I consider waters to be sacred places, places where life is sourced, where life thrives. On our recent road trip, we drove along the mighty Mississippi river. Besides being sacred, whenever I see a body of water, I have a strong desire to fish. Fishing is a deep memory from my youth through my adult life. It’s a sacred memory elevated by the infusion of fishing with family over the decades, my brothers, my sisters, my kids, but mostly my dad. It was something we did together. Going on ‘The’ fishing trip to Canada with the men was a right of passage signaling a transition into manhood. Fishing has never been the same since he died.
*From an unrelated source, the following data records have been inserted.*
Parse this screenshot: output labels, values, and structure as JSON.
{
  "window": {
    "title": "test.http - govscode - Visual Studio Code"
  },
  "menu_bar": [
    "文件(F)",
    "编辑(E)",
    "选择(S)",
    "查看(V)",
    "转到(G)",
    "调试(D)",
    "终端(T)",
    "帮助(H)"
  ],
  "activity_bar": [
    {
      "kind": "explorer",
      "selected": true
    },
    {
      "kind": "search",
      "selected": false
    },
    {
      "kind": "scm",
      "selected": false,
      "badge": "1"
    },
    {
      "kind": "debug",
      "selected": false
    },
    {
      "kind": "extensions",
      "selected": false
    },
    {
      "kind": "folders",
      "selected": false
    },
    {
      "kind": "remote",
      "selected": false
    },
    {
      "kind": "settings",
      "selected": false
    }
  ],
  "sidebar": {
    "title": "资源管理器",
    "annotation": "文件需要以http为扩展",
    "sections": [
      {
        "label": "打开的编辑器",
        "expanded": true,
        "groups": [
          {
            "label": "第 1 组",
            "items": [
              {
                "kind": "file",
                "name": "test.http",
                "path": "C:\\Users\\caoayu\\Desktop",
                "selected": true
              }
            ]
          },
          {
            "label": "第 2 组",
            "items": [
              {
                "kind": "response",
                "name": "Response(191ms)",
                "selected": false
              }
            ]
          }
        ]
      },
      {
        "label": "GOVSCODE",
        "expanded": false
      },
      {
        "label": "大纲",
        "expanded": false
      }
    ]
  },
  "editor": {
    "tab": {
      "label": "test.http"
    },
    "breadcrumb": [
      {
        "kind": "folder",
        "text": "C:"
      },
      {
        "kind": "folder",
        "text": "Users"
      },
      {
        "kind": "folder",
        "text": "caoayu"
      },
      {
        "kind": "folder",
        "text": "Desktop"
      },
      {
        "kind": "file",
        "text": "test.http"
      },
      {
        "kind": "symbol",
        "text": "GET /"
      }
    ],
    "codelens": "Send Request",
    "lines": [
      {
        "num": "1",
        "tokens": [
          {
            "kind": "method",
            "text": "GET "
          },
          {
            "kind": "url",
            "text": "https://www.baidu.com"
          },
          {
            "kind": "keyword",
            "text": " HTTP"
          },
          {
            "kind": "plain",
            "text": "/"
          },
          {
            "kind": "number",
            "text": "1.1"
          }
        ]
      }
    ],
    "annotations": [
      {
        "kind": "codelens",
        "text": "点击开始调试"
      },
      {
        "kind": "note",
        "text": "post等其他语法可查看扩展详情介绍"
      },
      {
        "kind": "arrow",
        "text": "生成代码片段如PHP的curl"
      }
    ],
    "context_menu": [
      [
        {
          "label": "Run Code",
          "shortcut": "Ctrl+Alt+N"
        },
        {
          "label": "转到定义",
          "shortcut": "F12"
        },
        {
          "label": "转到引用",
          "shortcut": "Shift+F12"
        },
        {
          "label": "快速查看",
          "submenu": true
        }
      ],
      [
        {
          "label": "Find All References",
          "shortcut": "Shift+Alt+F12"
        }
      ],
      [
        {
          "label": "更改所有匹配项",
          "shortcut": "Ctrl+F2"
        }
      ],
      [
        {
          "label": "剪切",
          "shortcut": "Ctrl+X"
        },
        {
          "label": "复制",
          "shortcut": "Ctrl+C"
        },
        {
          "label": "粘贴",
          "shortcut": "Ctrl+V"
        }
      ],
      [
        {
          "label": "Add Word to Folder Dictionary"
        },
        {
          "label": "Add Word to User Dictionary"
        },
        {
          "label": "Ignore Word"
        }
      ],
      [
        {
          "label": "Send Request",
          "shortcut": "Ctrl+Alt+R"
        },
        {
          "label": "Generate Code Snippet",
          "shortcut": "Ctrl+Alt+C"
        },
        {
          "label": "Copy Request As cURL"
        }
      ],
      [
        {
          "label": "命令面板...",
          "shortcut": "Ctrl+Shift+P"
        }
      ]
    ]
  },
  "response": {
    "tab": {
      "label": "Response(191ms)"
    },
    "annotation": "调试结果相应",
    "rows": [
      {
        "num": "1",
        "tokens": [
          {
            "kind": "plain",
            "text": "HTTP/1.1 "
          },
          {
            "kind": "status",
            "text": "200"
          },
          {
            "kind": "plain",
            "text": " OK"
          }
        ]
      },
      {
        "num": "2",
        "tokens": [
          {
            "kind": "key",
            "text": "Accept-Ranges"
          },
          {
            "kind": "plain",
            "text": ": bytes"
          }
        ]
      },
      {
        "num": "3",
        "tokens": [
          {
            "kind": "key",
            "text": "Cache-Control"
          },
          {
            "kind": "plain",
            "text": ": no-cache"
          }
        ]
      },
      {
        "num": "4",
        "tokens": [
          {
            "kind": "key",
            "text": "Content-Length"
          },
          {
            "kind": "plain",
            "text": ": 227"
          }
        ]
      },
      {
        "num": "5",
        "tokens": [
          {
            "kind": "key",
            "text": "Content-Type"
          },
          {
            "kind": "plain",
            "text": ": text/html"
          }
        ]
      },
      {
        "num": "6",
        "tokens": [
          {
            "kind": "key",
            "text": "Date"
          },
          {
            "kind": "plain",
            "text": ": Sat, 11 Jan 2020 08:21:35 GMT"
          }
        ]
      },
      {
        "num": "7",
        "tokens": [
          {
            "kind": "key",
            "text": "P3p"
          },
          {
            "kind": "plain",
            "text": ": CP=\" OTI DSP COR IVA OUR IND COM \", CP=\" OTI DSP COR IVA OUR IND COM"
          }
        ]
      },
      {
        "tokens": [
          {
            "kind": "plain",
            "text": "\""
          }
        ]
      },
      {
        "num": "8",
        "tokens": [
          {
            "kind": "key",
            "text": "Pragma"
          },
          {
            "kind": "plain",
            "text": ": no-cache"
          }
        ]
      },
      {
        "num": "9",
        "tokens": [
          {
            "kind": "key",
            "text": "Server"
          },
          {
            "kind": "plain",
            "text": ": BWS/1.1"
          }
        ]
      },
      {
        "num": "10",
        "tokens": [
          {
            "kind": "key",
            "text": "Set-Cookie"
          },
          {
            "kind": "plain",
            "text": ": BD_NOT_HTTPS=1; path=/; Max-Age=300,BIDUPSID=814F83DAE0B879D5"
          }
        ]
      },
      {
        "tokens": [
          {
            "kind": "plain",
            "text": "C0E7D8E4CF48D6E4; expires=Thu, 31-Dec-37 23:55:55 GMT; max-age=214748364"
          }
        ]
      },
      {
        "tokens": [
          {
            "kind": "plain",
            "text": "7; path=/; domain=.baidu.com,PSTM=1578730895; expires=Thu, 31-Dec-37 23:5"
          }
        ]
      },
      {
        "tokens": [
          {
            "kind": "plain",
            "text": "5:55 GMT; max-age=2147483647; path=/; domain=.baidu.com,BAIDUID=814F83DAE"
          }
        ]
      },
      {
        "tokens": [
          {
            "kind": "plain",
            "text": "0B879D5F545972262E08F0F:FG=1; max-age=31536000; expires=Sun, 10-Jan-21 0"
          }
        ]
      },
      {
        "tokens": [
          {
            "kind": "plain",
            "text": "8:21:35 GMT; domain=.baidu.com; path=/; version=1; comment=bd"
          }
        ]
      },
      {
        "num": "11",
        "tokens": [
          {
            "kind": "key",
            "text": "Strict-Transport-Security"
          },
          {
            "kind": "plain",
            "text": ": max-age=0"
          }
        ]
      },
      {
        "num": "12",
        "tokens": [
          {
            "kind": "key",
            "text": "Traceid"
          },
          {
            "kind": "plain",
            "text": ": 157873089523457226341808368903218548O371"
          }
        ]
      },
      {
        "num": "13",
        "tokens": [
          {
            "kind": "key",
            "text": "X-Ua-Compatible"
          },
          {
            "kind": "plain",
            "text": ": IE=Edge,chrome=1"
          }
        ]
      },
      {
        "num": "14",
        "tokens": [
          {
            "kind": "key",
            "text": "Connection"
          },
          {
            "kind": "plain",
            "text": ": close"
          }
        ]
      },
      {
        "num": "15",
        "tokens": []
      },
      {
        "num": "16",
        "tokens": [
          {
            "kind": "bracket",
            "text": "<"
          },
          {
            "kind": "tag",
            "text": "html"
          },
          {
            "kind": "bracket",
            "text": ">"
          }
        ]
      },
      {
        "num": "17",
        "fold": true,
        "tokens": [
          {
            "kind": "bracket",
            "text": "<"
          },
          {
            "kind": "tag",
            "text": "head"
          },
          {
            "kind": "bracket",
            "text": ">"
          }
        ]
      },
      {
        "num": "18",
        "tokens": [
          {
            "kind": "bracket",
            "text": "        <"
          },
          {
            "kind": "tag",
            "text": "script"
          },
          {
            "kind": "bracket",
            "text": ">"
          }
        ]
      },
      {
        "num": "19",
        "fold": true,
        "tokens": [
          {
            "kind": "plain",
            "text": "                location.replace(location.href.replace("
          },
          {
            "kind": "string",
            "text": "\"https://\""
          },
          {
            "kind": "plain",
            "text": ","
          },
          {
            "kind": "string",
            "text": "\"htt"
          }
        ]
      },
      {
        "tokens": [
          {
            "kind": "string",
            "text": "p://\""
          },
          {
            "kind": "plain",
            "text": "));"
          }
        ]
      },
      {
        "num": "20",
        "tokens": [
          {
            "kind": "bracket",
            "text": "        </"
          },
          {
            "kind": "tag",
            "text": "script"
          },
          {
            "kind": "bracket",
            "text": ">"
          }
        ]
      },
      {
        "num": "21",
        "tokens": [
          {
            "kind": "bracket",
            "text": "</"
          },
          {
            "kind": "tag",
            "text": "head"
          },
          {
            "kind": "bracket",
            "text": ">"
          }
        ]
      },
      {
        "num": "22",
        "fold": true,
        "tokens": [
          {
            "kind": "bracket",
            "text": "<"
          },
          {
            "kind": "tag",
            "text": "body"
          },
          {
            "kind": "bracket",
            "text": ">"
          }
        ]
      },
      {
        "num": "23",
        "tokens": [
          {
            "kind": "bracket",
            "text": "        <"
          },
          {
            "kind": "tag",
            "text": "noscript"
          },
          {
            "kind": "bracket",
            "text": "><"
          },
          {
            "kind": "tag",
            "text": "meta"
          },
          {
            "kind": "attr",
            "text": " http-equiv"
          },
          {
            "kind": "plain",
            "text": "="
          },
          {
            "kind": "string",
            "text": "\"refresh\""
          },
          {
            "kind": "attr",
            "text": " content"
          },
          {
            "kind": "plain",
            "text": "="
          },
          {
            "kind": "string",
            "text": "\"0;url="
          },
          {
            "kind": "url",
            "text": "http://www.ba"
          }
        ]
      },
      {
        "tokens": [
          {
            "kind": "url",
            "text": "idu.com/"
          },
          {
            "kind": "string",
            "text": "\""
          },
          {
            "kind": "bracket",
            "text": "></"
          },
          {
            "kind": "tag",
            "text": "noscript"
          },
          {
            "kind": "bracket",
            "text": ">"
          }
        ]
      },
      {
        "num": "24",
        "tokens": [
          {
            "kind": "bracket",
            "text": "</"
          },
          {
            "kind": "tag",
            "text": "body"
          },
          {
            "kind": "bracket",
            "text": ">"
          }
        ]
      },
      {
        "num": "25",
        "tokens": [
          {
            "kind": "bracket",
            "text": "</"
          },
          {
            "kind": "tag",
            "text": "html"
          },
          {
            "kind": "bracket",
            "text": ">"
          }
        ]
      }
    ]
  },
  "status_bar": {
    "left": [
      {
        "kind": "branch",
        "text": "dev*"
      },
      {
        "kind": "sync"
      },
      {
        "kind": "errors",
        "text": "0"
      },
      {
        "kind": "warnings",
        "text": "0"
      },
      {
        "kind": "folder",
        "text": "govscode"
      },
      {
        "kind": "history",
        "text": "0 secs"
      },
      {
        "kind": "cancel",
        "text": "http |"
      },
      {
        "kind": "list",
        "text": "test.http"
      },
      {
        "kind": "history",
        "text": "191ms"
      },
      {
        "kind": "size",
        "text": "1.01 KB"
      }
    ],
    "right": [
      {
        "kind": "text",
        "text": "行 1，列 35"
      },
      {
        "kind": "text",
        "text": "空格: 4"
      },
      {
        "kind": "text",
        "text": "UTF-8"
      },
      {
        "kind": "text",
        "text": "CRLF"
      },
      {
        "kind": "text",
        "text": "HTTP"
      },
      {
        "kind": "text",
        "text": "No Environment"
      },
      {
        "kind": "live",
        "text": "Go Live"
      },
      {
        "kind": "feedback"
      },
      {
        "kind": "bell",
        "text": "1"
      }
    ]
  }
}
My wife said I should stop and fish during our trip but, she doesn’t understand fishing from my perspective. I can’t fish for an hour and head on. I needed a couple of days to spare, to reconnect. I would have bought a license and spent time with my rod in the water listening to the aquatic sounds while trying to outsmart a fish. Mostly, I would have needed time for my thoughts to reverse travel memory’s river taking me back over decades of fishing to the headwaters to one of my earliest memories, to the time in PauPau Michigan when I caught my first fish, a bluegill that swallowed the hook and I was simultaneously hooked on fishing.